We’ve already mentioned that Lightroom is a great way to organize photos. You’ll see folders organized by months and years in your Collections panel. However, you can create innovative collections based on your preferences.
First, ensure you are in the Library module and click the + key in the Collections panel. Choose to Create a Smart Collection. A dialogue box will appear where you can set your rules based on rating, flags, image size, the date is taken, and more.
When you have defined all the rules, click Create. You can use this to organize client photos, my projects, and your personal and professional photos.
Continue Editing in Photoshop
You can continue editing a photo in Photoshop if you need to apply more advanced manipulations. Click Photo > Edit in > Adobe Photoshop. You can also right-click the image and select Edit in > Edit in Adobe Photoshop.
You can import the photo as a bright object, as layers, and more. Once you’ve selected how you want to import the image, Lightroom will ask you if you will edit the photo with or without changes made in Lightroom.
After you have selected the desired options, the current photo will open up in Photoshop. Make the necessary adjustments save the changes, and they will be reflected in Lightroom.
Improve Lightroom’s Performance: Adobe Lightroom Usage Guide & Tutorial
Aside from using Smart Previews, you can try a few other tweaks if you find Lightroom becoming a bit sluggish. Go to Preferences > Performance and do the following:
- Uncheck Use graphics processor
- Optimize your catalog
- Increase the Camera Raw cache size to 20GB or higher
Export Photos as Galleries
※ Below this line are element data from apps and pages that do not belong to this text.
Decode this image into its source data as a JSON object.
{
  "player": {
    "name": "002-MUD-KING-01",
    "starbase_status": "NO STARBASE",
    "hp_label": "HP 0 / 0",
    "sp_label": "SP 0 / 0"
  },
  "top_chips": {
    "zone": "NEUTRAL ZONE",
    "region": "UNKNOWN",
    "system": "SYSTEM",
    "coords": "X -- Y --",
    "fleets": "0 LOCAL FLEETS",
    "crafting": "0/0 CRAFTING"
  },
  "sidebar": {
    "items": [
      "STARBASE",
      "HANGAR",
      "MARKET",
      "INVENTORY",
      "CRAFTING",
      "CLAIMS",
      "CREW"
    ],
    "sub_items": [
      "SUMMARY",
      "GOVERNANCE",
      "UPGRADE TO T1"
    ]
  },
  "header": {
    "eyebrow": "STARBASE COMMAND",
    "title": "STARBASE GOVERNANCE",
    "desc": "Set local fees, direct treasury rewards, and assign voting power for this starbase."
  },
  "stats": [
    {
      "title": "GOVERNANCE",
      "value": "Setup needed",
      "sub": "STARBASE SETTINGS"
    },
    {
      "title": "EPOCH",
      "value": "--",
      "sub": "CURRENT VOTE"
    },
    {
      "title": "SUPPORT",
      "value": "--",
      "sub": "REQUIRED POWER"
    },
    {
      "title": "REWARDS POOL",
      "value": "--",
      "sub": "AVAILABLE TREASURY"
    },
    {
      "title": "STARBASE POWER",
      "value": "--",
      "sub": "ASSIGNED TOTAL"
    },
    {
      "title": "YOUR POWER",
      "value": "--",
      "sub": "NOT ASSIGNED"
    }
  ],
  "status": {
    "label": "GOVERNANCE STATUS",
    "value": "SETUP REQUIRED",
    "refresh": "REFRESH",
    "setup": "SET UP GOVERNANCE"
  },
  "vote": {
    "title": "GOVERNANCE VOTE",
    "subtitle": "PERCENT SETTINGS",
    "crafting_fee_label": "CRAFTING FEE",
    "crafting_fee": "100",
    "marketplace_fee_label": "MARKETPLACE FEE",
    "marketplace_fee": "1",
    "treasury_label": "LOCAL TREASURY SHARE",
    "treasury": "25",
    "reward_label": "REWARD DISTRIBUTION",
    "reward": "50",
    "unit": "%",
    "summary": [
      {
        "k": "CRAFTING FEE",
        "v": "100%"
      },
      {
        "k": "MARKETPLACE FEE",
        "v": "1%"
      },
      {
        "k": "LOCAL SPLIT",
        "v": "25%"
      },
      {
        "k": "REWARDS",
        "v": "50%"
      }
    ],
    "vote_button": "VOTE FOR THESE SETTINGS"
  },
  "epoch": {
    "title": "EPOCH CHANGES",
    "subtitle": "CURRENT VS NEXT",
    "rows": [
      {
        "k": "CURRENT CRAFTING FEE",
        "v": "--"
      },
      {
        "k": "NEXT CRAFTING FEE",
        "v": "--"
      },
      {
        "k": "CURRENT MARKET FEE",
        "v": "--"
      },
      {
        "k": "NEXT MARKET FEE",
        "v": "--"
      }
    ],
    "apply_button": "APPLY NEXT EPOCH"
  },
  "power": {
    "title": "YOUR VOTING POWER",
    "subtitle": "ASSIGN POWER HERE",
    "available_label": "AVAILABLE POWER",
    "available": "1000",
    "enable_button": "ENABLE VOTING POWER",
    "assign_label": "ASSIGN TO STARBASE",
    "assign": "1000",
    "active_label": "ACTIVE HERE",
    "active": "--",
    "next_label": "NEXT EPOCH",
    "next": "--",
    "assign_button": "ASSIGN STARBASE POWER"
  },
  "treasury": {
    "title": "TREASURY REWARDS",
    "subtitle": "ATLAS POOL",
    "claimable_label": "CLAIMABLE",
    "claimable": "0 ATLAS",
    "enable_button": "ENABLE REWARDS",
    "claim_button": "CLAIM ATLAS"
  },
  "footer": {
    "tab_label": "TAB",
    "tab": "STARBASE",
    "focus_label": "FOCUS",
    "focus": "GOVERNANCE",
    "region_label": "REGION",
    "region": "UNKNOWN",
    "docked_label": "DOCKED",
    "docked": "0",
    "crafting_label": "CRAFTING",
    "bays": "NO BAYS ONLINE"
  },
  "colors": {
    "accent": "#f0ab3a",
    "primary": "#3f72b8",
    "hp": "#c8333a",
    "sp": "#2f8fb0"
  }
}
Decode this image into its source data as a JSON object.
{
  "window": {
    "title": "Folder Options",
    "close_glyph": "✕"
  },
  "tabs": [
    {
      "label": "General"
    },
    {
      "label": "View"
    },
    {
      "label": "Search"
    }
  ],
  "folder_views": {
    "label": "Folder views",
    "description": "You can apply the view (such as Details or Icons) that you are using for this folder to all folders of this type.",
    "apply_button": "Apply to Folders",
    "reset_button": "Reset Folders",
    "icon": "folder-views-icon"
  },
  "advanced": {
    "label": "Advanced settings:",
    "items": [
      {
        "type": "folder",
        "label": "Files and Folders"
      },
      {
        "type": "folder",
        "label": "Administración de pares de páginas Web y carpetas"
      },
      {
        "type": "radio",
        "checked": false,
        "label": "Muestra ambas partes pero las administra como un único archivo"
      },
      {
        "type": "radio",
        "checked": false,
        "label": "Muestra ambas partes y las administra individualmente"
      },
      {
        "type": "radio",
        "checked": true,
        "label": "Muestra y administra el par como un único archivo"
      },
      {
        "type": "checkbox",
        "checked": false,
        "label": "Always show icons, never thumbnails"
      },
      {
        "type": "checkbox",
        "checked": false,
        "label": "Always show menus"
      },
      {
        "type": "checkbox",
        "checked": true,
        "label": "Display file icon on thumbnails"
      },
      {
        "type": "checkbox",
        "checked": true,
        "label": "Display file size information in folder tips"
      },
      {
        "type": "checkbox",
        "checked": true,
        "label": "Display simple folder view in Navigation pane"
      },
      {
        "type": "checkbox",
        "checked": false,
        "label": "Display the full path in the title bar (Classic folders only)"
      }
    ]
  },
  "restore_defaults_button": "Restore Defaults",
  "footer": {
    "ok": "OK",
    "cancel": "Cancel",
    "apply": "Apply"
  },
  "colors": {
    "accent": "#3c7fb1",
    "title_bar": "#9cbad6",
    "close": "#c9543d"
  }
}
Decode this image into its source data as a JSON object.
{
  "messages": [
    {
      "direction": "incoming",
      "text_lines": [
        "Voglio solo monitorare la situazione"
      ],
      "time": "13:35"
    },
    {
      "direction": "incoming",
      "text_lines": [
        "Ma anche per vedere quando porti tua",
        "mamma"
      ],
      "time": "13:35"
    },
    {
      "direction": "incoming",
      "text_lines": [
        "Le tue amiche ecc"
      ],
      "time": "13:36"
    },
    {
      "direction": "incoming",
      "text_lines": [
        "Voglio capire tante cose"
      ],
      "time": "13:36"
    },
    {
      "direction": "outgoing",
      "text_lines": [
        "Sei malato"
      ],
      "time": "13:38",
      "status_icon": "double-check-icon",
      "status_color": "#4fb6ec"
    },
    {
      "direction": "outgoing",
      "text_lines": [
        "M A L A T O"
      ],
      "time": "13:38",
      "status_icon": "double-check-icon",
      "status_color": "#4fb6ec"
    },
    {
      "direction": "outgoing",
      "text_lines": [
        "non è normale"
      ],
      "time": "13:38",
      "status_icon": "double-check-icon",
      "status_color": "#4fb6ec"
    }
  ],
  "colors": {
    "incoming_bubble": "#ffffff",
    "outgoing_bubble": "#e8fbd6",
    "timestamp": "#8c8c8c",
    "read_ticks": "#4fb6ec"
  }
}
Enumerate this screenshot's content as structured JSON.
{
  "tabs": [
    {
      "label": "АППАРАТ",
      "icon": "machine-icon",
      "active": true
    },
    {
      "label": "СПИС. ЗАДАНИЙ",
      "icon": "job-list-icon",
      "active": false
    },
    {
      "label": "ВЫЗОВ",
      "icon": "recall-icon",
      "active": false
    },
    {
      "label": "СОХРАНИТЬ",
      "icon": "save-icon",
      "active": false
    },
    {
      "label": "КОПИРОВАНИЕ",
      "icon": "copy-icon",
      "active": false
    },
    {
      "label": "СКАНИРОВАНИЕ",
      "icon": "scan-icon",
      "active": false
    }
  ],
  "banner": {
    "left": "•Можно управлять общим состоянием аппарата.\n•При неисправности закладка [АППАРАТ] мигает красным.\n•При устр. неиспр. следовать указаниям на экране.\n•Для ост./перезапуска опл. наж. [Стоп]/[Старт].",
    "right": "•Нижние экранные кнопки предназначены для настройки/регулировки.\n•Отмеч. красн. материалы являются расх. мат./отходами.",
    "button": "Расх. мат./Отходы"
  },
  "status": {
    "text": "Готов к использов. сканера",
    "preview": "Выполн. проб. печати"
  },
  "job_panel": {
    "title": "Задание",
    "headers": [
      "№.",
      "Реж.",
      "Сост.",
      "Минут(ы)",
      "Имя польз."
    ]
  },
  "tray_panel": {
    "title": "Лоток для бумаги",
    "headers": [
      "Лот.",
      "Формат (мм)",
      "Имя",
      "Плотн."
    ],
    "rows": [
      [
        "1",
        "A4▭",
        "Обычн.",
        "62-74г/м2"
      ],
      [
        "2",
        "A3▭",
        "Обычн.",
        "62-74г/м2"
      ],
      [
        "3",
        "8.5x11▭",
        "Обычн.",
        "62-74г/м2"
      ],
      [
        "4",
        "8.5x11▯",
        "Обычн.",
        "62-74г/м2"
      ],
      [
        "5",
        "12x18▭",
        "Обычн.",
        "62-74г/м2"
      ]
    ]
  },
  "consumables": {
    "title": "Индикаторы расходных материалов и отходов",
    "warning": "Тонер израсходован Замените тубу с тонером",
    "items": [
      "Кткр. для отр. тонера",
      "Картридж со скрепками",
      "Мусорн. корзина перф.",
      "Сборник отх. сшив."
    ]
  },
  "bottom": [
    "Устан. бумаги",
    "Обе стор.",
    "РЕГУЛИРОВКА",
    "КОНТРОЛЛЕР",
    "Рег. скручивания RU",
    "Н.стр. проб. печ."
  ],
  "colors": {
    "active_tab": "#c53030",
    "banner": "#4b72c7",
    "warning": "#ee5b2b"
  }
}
After modifying the photos, you can export them as a web gallery. To do this, go to the Web module and choose a template. You can download additional gallery templates online if you don’t see one that you like.
On the right-hand side, you can set the copyright information and enter the FTP information to automatically upload the gallery to your or your client’s site.
Synchronize Photos Between Adobe Lightroom and WordPress
Using a plugin like WP/LR Sync, you can sync your Lightroom library, keywords, and metadata with your WordPress site. Any changes you make in Lightroom will instantly be visible on your blog, and you can even link your previously imported images to Lightroom. Keep in mind you will also need to download the corresponding Lightroom plugin.
Save Time By Applying Presets on Import
As our last tip, you can do much with your photos during the import process. Once you’ve selected all the images you want to edit, you can rename them, specify where they should go, apply presets, and more.
How to Change Aspect Ratio in Lightroom?
The aspect ratio is the ratio of the width and height of a photo. Digital cameras use a standard aspect ratio of 3:2. However, sometimes, you may want to print, frame, and change the aspect ratio.
Fortunately, Lightroom provides an easy way to change the aspect ratio when cropping an image. You can choose from a variety of ratios or create your custom ratios.
To learn more, check out the full article at the link above.
Master contrast and tone controls in the Lightroom Develop module?
Under the development module on the right, you’ll find the tone controls.
This is the local adjustment panel. It’s one of the tools you often use when editing in Lightroom.
The default tone controls are exposure, contrast, highlights, shadows, whites, and blacks. Using the slider takes some practice. But once you get the hang of them, they are incredible tools.
Read the full article above for a detailed description of these local customizations. It will help you get the most out of your photography in Lightroom.